The other mistake it made was not to say “we’d like to reduce your salary package and if you say no, we will dismiss you and offer the new terms and conditions” but instead “we’d like to reduce your salary package and if you say no, we’ll do it anyway”.
The difference may surprise you.
The first phrase is perfectly safe to say. The second one turns out to be threatening a breach of contract which allows an employee to resign and claim constructive dismissal.Read More
According to the Working Families association many on zero-hours contracts are unwilling to access existing employment rights because they often feel they do not have any right to complain of any unfair treatment they might be getting and fear that if they do assert their rights they will no longer be given the chance to work.
Also most callers to the Working Families helpline are stressed due to pay being unpredictable i.e. people are unable to predict how much they will earn in any week. Families then struggle to set a budget and suffer difficulties with planning for maternity. In some cases this may lead the worker to become stressed due to financial reasons and suffer other related side effects.
According to The Guardian, the Office for National Statistics said the number of estimated people to be employed on zero-hour contracts for their main job was 697,000.
This represents the 2.3% of all people in employment. In the same period in 2013, the figure was 1.9% of all people in employment, or 586,000.
In 2013 Vince Cable (the minister in charge of employment rights) said that zero hour contracts was actually not the problem, it was the employers who abuse them, many problems arise when companies use zero-hours contracts for most of their staff which in turn will cut their own costs and while limiting the rights that their workers are entitled to.Read More

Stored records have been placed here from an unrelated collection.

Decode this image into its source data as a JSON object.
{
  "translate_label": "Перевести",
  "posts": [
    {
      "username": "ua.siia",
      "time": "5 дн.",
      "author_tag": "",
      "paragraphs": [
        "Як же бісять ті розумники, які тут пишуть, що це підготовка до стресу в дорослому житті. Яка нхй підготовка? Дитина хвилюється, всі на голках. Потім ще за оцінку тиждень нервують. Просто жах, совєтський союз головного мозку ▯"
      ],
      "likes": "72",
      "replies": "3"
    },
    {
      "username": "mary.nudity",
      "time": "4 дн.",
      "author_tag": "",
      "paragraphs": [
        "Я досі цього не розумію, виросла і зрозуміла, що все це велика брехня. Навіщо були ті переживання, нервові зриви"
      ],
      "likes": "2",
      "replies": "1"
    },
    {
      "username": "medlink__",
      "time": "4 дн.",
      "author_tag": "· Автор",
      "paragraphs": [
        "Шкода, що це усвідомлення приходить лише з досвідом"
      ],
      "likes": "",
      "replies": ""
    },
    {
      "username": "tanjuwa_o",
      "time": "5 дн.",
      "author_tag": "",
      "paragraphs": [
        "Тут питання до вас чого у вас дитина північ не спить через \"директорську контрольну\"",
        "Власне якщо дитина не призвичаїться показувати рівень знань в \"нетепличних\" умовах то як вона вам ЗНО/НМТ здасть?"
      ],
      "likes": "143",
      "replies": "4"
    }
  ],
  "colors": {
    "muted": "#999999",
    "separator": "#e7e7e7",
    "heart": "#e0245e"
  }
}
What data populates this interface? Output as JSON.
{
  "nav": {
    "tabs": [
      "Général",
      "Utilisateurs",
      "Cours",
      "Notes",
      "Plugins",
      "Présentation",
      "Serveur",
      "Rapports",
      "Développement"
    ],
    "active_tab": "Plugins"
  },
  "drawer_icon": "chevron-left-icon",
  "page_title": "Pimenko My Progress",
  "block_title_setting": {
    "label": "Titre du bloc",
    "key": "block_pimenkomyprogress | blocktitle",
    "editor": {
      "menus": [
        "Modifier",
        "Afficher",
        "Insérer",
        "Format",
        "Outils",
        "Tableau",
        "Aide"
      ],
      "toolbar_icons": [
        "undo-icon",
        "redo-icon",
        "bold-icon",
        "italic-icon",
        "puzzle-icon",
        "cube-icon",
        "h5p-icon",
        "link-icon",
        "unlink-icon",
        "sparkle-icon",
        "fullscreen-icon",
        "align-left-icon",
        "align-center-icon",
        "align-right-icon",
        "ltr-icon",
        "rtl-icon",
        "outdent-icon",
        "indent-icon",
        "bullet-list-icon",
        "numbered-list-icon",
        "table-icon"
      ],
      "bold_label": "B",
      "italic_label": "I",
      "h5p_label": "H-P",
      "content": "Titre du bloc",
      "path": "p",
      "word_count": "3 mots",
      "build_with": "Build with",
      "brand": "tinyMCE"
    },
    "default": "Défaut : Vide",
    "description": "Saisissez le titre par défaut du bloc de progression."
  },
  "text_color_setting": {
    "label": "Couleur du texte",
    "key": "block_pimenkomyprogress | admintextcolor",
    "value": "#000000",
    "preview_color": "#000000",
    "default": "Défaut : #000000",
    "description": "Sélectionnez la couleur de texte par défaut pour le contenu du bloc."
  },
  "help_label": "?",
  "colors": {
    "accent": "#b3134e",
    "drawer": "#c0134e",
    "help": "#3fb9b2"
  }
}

This is a story about restrictive covenants, an area that trips up more employers than perhaps any other – and it doesn’t usually involve the employment law tribunal.
In a recent case, a company developed very specific bespoke just-in-time software for the fresh produce industry. When its sales manager resigned to join a competitor they dusted off a copy of his contract, which contained a 12 month non-competition restrictive covenants banning him from selling “any products with which you were involved whilst employed by us in the last 12 months”.
What they meant of course was not “don’t sell our software with a competitor” but “don’t sell software in the fresh produce industry – feel free to sell software in other sectors, or point-of-sale software in the fresh produce sector – just stay away from competing with our program”.
The employee’s lawyers noticed that the wording “products with which you were involved” could only mean the employer’s own-brand software. He argued he was free to use his knowledge about the intricacies of how the program (that he by now knew inside-out) to let his new employer get a foothold in that market.
In a surprise decision, the judge was persuaded to read that restrictive covenant clause as if it said “products with which you were involved or similar products”, thus preventing him from joining his competitor.
The employer won by the skin of its teeth. But not before spending, no doubt, upwards of £15,000 on a trip to the High Court of Justice.
Case report: Prophet PLC v Hugget (2014)Read More